Here's the Vox original, in case this is just too small for you. (Vox is Ezra Klein's new venture, and apparently he brought along Sarah Kliff, who narrates the video, from WaPo. I have to say that I reread a good deal of Wonkblog's health care coverage looking for ObamaCare big lies, and Klein/Kliff actually seemed to maintain a little critical distance, amazingly enough.) Read below the fold...
James Hinton of Napa, a former online Texas Hold 'Em poker player, is doing something no Republican has dared to this year: He's going all in and challenging incumbent Democratic U.S. Rep. Mike Thompson in the heavily Democratic 5th Congressional District.
And Hinton said despite the odds, he's not bluffing in his quest to unseat Thompson.
So, who is Hinton?
In a recent Times-Herald interview, the 39-year-old underdog described himself as a fiercely independent social libertarian. Unencumbered by a political party, Hinton's views are a mix of libertarianism and liberalism: He favors legalizing marijuana, taxing Wall Street and replacing the Affordable Care Act with a one-size-fits-all [note editorializing] single-payer health care system.
America's two-party system and deep-pocketed special interests, he said.
"I'm running for U.S. Congress ... in order to work with and for the people to protect our beautiful God-given environment, strengthen our economy and improve our health," his campaign leaflet says.
Sounds like a middle-of-the-road reformist, to me. Read below the fold...
I ran across this quote from William Burroughs the other day:
We have observed that most of the trouble in the world has been caused by ten to twenty percent of folks who can’t mind their own business, because they have no business of their own to mind, any more than a smallpox virus. Now your virus is an obligate cellular parasite and my contention is that evil is quite literally a virus parasite occupying a certain brain area… The mark of a basic shit is that he has to be right.
If Rizzo were to admit that the representations he made to Yoo back in 2002 were false, then the legal sanction CIA got to conduct torture would crumble.
This is an update to my last transcript, Marcy Wheeler last month on CIA torture, comedic Senate oversight, and the presidential authorization for torture that we are not supposed to know about. That one. Just saw this new post up at emptywheel:
What could go wrong? Seattle Times:
Boeing’s December disclosure that it will transfer about 1,000 research engineering jobs out of Washington state has sown widespread internal dissent, distrust and confusion, according to internal employee feedback gathered by company managers.
Employees cited in the feedback meetings expressed concerns that those high standards can’t be maintained.Read below the fold...
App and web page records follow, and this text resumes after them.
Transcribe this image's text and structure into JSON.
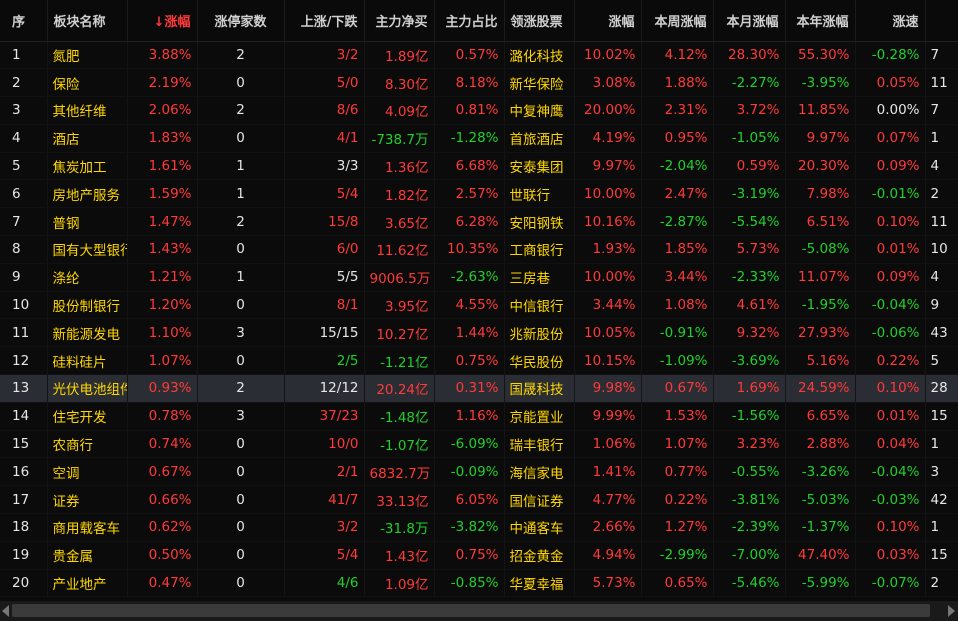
{
  "headers": {
    "seq": "序",
    "name": "板块名称",
    "sort_arrow": "↓",
    "change": "涨幅",
    "limit_up": "涨停家数",
    "updown": "上涨/下跌",
    "net_inflow": "主力净买",
    "ratio": "主力占比",
    "leader": "领涨股票",
    "leader_change": "涨幅",
    "week": "本周涨幅",
    "month": "本月涨幅",
    "year": "本年涨幅",
    "speed": "涨速",
    "extra": ""
  },
  "colors": {
    "up": "#ff3a3a",
    "down": "#1fd12b",
    "name": "#ffd700",
    "selected_row": "#2a2d33"
  },
  "selected_index": 13,
  "rows": [
    {
      "seq": "1",
      "name": "氮肥",
      "change": "3.88%",
      "limit": "2",
      "ud": "3/2",
      "net": "1.89亿",
      "ratio": "0.57%",
      "stock": "潞化科技",
      "schg": "10.02%",
      "week": "4.12%",
      "month": "28.30%",
      "year": "55.30%",
      "speed": "-0.28%",
      "extra": "7"
    },
    {
      "seq": "2",
      "name": "保险",
      "change": "2.19%",
      "limit": "0",
      "ud": "5/0",
      "net": "8.30亿",
      "ratio": "8.18%",
      "stock": "新华保险",
      "schg": "3.08%",
      "week": "1.88%",
      "month": "-2.27%",
      "year": "-3.95%",
      "speed": "0.05%",
      "extra": "11"
    },
    {
      "seq": "3",
      "name": "其他纤维",
      "change": "2.06%",
      "limit": "2",
      "ud": "8/6",
      "net": "4.09亿",
      "ratio": "0.81%",
      "stock": "中复神鹰",
      "schg": "20.00%",
      "week": "2.31%",
      "month": "3.72%",
      "year": "11.85%",
      "speed": "0.00%",
      "extra": "7"
    },
    {
      "seq": "4",
      "name": "酒店",
      "change": "1.83%",
      "limit": "0",
      "ud": "4/1",
      "net": "-738.7万",
      "ratio": "-1.28%",
      "stock": "首旅酒店",
      "schg": "4.19%",
      "week": "0.95%",
      "month": "-1.05%",
      "year": "9.97%",
      "speed": "0.07%",
      "extra": "1"
    },
    {
      "seq": "5",
      "name": "焦炭加工",
      "change": "1.61%",
      "limit": "1",
      "ud": "3/3",
      "net": "1.36亿",
      "ratio": "6.68%",
      "stock": "安泰集团",
      "schg": "9.97%",
      "week": "-2.04%",
      "month": "0.59%",
      "year": "20.30%",
      "speed": "0.09%",
      "extra": "4"
    },
    {
      "seq": "6",
      "name": "房地产服务",
      "change": "1.59%",
      "limit": "1",
      "ud": "5/4",
      "net": "1.82亿",
      "ratio": "2.57%",
      "stock": "世联行",
      "schg": "10.00%",
      "week": "2.47%",
      "month": "-3.19%",
      "year": "7.98%",
      "speed": "-0.01%",
      "extra": "2"
    },
    {
      "seq": "7",
      "name": "普钢",
      "change": "1.47%",
      "limit": "2",
      "ud": "15/8",
      "net": "3.65亿",
      "ratio": "6.28%",
      "stock": "安阳钢铁",
      "schg": "10.16%",
      "week": "-2.87%",
      "month": "-5.54%",
      "year": "6.51%",
      "speed": "0.10%",
      "extra": "11"
    },
    {
      "seq": "8",
      "name": "国有大型银行",
      "change": "1.43%",
      "limit": "0",
      "ud": "6/0",
      "net": "11.62亿",
      "ratio": "10.35%",
      "stock": "工商银行",
      "schg": "1.93%",
      "week": "1.85%",
      "month": "5.73%",
      "year": "-5.08%",
      "speed": "0.01%",
      "extra": "10"
    },
    {
      "seq": "9",
      "name": "涤纶",
      "change": "1.21%",
      "limit": "1",
      "ud": "5/5",
      "net": "9006.5万",
      "ratio": "-2.63%",
      "stock": "三房巷",
      "schg": "10.00%",
      "week": "3.44%",
      "month": "-2.33%",
      "year": "11.07%",
      "speed": "0.09%",
      "extra": "4"
    },
    {
      "seq": "10",
      "name": "股份制银行",
      "change": "1.20%",
      "limit": "0",
      "ud": "8/1",
      "net": "3.95亿",
      "ratio": "4.55%",
      "stock": "中信银行",
      "schg": "3.44%",
      "week": "1.08%",
      "month": "4.61%",
      "year": "-1.95%",
      "speed": "-0.04%",
      "extra": "9"
    },
    {
      "seq": "11",
      "name": "新能源发电",
      "change": "1.10%",
      "limit": "3",
      "ud": "15/15",
      "net": "10.27亿",
      "ratio": "1.44%",
      "stock": "兆新股份",
      "schg": "10.05%",
      "week": "-0.91%",
      "month": "9.32%",
      "year": "27.93%",
      "speed": "-0.06%",
      "extra": "43"
    },
    {
      "seq": "12",
      "name": "硅料硅片",
      "change": "1.07%",
      "limit": "0",
      "ud": "2/5",
      "net": "-1.21亿",
      "ratio": "0.75%",
      "stock": "华民股份",
      "schg": "10.15%",
      "week": "-1.09%",
      "month": "-3.69%",
      "year": "5.16%",
      "speed": "0.22%",
      "extra": "5"
    },
    {
      "seq": "13",
      "name": "光伏电池组件",
      "change": "0.93%",
      "limit": "2",
      "ud": "12/12",
      "net": "20.24亿",
      "ratio": "0.31%",
      "stock": "国晟科技",
      "schg": "9.98%",
      "week": "0.67%",
      "month": "1.69%",
      "year": "24.59%",
      "speed": "0.10%",
      "extra": "28"
    },
    {
      "seq": "14",
      "name": "住宅开发",
      "change": "0.78%",
      "limit": "3",
      "ud": "37/23",
      "net": "-1.48亿",
      "ratio": "1.16%",
      "stock": "京能置业",
      "schg": "9.99%",
      "week": "1.53%",
      "month": "-1.56%",
      "year": "6.65%",
      "speed": "0.01%",
      "extra": "15"
    },
    {
      "seq": "15",
      "name": "农商行",
      "change": "0.74%",
      "limit": "0",
      "ud": "10/0",
      "net": "-1.07亿",
      "ratio": "-6.09%",
      "stock": "瑞丰银行",
      "schg": "1.06%",
      "week": "1.07%",
      "month": "3.23%",
      "year": "2.88%",
      "speed": "0.04%",
      "extra": "1"
    },
    {
      "seq": "16",
      "name": "空调",
      "change": "0.67%",
      "limit": "0",
      "ud": "2/1",
      "net": "6832.7万",
      "ratio": "-0.09%",
      "stock": "海信家电",
      "schg": "1.41%",
      "week": "0.77%",
      "month": "-0.55%",
      "year": "-3.26%",
      "speed": "-0.04%",
      "extra": "3"
    },
    {
      "seq": "17",
      "name": "证券",
      "change": "0.66%",
      "limit": "0",
      "ud": "41/7",
      "net": "33.13亿",
      "ratio": "6.05%",
      "stock": "国信证券",
      "schg": "4.77%",
      "week": "0.22%",
      "month": "-3.81%",
      "year": "-5.03%",
      "speed": "-0.03%",
      "extra": "42"
    },
    {
      "seq": "18",
      "name": "商用载客车",
      "change": "0.62%",
      "limit": "0",
      "ud": "3/2",
      "net": "-31.8万",
      "ratio": "-3.82%",
      "stock": "中通客车",
      "schg": "2.66%",
      "week": "1.27%",
      "month": "-2.39%",
      "year": "-1.37%",
      "speed": "0.10%",
      "extra": "1"
    },
    {
      "seq": "19",
      "name": "贵金属",
      "change": "0.50%",
      "limit": "0",
      "ud": "5/4",
      "net": "1.43亿",
      "ratio": "0.75%",
      "stock": "招金黄金",
      "schg": "4.94%",
      "week": "-2.99%",
      "month": "-7.00%",
      "year": "47.40%",
      "speed": "0.03%",
      "extra": "15"
    },
    {
      "seq": "20",
      "name": "产业地产",
      "change": "0.47%",
      "limit": "0",
      "ud": "4/6",
      "net": "1.09亿",
      "ratio": "-0.85%",
      "stock": "华夏幸福",
      "schg": "5.73%",
      "week": "0.65%",
      "month": "-5.46%",
      "year": "-5.99%",
      "speed": "-0.07%",
      "extra": "2"
    }
  ]
}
Some of the favored children of the economic elite who have a public presence, work hard in their writing and speaking to divert attention from inequality and oligarchy issues by raising the issue of competition between seniors and millennials for “scarce” Federal funds. That's understandable. If millennials develop full consciousness of who, exactly, has been flushing their prospects for a decent life down the toilet, their anger and activism might bring down the system of wealth and economic and social privilege that benefits both their families and the favored themselves in the new America of oligarchy and plutocracy.
Here and here, I evaluated Abby Huntsman's arguments for entitlement “reform,” and, of course, Pete Peterson's son, Michael fights a continuing generational war against seniors in pushing the austerian line of the Peterson Foundation. Now comes Catherine Rampell, who, in a recent column, sets forth the position that seniors haven't paid for their Social Security and Medicare because they “generally receive” more in benefits out of these programs than they pay into them.
I'll reply to all of the main points in Rampell's argument, by quoting liberally and then replying to the points she makes in each quote. She says: Read below the fold...